• INSTRUCTIONS FOR THE TASK
A single number is the answer: how many lines of the data hold "author"?

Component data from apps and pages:
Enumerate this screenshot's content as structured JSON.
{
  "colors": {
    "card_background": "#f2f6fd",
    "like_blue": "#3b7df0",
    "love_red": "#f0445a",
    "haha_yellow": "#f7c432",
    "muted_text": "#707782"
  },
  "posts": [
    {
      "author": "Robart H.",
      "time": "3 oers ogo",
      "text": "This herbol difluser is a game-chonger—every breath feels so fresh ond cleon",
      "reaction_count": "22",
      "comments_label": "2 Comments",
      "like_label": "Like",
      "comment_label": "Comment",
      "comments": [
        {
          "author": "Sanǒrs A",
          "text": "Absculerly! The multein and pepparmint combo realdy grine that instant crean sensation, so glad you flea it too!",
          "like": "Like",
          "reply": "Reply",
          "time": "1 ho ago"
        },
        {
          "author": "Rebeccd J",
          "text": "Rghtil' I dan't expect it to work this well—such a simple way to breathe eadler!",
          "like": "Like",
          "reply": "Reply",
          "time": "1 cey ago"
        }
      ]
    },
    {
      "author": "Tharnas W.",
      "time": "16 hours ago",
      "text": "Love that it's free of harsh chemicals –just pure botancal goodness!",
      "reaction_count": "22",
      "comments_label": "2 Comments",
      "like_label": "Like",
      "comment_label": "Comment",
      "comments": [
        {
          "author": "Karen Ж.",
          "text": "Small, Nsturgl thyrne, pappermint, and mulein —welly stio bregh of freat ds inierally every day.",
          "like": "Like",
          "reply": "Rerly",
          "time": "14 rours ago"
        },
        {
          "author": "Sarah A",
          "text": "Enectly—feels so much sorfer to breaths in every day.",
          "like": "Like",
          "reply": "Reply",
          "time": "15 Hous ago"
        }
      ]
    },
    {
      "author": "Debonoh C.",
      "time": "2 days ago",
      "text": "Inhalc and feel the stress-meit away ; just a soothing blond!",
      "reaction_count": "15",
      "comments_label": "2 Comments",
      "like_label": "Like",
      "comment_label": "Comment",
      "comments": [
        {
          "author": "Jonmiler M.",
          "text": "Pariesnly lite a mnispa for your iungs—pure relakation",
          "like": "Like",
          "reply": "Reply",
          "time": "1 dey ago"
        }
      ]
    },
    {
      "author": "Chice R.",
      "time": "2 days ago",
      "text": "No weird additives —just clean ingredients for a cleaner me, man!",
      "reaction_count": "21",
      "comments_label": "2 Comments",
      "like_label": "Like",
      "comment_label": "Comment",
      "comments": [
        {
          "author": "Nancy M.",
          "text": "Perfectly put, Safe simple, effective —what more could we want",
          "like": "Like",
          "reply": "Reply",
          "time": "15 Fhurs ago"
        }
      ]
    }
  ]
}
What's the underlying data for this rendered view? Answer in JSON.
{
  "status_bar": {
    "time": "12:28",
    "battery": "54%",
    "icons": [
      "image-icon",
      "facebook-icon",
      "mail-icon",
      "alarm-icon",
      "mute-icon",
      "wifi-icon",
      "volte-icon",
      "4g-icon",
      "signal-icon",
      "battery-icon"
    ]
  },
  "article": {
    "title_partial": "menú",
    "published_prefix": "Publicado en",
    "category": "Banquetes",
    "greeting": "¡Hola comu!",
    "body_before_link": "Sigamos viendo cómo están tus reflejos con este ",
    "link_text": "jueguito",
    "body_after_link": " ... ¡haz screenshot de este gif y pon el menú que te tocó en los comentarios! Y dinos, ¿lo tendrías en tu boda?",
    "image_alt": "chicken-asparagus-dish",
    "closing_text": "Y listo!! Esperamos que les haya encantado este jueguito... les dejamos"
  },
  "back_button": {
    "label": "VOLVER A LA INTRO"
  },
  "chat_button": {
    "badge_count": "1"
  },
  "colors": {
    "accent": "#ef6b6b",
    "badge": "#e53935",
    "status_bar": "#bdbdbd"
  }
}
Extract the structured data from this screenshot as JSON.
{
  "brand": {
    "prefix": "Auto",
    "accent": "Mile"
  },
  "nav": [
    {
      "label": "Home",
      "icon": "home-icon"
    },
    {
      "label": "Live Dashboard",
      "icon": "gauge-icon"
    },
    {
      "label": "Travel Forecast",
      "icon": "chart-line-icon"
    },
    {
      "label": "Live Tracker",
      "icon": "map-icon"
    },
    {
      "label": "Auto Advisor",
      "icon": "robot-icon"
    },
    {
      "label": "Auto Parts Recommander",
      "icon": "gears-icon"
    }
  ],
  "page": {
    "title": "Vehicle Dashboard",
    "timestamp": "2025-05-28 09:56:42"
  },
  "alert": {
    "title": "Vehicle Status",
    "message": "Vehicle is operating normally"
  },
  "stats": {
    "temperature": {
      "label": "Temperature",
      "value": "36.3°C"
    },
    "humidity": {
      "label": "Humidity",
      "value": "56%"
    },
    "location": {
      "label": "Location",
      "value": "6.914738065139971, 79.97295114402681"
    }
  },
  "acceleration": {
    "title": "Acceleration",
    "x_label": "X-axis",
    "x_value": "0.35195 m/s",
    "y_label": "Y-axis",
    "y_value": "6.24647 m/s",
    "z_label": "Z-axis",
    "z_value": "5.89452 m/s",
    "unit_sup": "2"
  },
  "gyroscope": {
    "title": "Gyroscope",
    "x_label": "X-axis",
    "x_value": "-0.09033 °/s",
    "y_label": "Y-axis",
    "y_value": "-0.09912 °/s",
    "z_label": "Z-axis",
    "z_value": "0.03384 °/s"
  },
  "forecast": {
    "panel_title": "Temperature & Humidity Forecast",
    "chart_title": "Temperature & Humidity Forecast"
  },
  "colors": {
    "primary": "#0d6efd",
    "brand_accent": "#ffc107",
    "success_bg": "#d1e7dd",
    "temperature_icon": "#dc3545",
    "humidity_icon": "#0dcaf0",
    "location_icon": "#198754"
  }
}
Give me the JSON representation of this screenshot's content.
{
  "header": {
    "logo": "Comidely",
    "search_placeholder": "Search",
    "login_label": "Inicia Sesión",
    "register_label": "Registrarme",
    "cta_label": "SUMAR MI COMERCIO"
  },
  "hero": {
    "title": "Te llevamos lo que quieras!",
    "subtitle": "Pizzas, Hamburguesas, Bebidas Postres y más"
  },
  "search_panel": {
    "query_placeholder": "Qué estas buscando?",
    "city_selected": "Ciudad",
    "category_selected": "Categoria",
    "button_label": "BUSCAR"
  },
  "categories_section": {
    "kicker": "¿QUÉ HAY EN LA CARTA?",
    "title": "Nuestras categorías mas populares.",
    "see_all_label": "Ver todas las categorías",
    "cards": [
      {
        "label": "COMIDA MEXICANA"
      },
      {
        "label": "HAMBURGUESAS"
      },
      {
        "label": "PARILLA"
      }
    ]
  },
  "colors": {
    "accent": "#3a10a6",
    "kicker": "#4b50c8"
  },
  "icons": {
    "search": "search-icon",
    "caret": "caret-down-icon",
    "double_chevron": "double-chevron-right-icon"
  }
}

• EXERCISE RESPONSE
10